Texas school districts can continue requiring staff members and students wear face coverings, the Texas Education Agency said Wednesday afternoon.
Gov. Greg Abbott announced Tuesday that he will lift all coronavirus precaution mandates next week. The TEA said Wednesday that local school boards can maintain current protective measures or vote to rescind virus precautions, including masks.
“Under this updated guidance, a public school system’s current practices on masks may continue unchanged,” the education agency said in a statement. “Local school boards have full authority to determine their local mask policy."
It was not immediately clear Wednesday afternoon how school boards in the area would respond to the education agency’s announcement. In letters to parents and guardians after Abbott’s Tuesday announcement, the Bryan and College Station school districts each said they were seeking to obtain more information and that all current protocols remain in effect.
The Texas Department of State Health Services issued statements Wednesday indicating Texans should continue following virus-related precautions, including mask wearing and distancing.
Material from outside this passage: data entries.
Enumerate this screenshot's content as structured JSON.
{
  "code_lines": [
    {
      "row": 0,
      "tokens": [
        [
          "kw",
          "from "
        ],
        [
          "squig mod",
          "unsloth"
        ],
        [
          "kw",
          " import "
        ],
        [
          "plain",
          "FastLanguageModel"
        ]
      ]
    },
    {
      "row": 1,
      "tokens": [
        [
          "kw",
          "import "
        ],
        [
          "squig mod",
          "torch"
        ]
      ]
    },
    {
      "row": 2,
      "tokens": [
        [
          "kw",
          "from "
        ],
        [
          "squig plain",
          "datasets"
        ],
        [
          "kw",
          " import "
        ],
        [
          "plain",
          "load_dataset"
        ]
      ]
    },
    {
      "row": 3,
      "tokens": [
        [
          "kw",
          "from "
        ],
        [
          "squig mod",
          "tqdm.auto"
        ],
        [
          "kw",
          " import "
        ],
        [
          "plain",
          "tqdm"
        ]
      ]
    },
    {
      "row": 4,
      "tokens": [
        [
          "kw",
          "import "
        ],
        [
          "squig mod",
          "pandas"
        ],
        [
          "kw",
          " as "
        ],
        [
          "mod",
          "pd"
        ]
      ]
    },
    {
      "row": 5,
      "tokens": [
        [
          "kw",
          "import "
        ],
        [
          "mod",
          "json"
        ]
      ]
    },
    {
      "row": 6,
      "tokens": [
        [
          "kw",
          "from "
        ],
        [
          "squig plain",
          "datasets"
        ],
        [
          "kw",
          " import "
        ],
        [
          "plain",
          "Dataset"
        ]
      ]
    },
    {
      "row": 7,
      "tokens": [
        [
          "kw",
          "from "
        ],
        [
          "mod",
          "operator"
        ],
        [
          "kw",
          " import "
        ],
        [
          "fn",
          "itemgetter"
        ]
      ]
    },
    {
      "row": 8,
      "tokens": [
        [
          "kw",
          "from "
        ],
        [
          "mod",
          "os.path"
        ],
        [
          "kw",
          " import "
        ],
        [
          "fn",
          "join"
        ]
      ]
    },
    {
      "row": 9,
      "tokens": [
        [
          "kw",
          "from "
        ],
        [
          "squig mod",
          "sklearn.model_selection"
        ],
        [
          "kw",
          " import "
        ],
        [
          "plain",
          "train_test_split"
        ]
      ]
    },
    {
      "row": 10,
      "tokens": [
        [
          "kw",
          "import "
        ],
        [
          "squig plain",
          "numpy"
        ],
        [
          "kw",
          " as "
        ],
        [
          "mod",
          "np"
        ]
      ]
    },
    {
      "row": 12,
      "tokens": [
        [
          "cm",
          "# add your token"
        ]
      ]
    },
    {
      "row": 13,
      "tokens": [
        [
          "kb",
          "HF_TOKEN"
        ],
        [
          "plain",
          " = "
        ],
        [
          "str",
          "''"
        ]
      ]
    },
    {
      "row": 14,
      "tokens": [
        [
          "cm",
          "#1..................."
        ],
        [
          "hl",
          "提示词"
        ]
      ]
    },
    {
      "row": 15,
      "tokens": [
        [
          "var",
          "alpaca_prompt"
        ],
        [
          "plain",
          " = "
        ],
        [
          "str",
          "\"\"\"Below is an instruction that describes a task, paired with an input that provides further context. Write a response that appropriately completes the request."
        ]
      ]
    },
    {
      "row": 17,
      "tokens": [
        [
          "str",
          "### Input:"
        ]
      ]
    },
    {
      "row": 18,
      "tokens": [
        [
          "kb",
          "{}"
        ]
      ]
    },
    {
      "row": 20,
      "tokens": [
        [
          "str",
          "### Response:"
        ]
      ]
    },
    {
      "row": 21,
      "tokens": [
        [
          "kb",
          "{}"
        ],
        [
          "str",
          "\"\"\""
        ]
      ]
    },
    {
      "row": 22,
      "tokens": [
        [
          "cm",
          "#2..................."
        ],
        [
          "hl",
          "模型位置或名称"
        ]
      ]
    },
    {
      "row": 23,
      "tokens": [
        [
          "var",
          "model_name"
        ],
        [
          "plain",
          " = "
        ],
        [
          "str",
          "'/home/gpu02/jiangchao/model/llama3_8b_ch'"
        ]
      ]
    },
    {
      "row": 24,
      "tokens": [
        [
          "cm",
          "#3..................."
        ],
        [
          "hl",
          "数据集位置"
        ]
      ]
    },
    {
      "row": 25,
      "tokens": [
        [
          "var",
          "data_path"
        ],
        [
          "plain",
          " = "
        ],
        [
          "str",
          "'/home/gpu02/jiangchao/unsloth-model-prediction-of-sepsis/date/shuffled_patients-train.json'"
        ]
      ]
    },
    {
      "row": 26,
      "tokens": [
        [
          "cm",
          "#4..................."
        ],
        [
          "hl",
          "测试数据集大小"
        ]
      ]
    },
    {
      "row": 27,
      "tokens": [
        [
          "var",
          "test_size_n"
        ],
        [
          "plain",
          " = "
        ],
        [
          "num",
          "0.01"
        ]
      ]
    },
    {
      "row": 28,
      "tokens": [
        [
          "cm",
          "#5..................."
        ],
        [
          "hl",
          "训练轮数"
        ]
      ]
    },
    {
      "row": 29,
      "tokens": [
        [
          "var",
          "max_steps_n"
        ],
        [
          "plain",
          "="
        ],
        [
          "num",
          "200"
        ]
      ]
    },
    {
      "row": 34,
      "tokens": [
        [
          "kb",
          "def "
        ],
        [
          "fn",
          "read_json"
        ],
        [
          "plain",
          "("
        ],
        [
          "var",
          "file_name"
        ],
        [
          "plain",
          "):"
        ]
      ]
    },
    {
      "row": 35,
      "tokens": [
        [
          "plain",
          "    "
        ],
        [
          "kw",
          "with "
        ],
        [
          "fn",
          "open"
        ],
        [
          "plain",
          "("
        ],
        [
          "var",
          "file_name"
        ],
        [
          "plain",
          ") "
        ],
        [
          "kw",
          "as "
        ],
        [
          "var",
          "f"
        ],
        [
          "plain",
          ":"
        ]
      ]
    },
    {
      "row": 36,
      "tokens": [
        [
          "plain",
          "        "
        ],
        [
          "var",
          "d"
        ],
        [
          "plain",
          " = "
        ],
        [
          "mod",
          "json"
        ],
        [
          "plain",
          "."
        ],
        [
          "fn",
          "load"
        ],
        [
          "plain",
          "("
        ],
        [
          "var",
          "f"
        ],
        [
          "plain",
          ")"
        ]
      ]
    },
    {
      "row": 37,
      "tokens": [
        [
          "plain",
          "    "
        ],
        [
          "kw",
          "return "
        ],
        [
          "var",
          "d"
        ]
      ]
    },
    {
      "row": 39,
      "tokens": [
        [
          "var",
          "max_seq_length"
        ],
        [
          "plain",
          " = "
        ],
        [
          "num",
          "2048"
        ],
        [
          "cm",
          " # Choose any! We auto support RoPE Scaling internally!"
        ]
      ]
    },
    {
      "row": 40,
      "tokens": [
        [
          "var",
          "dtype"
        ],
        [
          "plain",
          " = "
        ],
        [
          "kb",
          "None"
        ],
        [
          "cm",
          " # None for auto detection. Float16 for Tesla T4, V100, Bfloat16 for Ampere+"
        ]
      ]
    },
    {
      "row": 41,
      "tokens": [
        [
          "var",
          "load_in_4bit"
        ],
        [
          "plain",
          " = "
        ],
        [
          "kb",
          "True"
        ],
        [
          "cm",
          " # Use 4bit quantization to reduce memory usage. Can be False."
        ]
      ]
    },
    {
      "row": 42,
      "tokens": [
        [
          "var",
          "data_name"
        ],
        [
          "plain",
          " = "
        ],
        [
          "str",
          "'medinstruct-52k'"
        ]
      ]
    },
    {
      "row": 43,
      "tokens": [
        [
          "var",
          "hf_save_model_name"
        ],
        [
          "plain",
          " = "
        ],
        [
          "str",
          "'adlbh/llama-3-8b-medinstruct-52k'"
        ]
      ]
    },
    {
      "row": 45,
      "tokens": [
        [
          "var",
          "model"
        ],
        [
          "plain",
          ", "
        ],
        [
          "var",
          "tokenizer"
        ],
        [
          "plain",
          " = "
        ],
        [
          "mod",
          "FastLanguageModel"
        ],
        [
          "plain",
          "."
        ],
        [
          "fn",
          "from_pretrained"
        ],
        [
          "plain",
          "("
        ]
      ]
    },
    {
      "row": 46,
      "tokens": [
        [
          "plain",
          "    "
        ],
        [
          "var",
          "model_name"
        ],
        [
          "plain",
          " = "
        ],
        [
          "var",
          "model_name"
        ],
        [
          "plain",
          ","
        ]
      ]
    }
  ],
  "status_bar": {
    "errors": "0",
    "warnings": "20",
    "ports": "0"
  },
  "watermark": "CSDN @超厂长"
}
Additionally, DSHS announced Wednesday that teachers, school staff members and child care workers were immediately eligible to be vaccinated.
The TEA’s updated guidance indicates specifies that all school staff members and children 10 or older must wear masks while on school grounds, unless school boards opt out of the requirements.
“Every student, teacher, or staff member shall wear a mask over the nose and mouth when inside a school building, school facility, facility used for school activities, or when in an outdoor space on school property or used for school activities, wherever it is not feasible to maintain six feet of social distancing from another person not in the same household,” the updated guidance reads.
In January, according to a report in The Eagle, Superintendent Mike Martindale said 86.5% of the College Station school district’s 13,820 students were participating in on-campus instruction. In Bryan as of late January, 82% of its 15,858 students were learning in-person.
According to its COVID-19 dashboard, there were 23 Bryan school district students and 12 staff members with positive virus cases as of Wednesday morning; in College Station, the district reported 46 active cases as of Tuesday afternoon.
Approximately 56% of public school students in Texas are attending classes in person, Texas Education Commissioner Mike Morath said earlier this week to state legislators.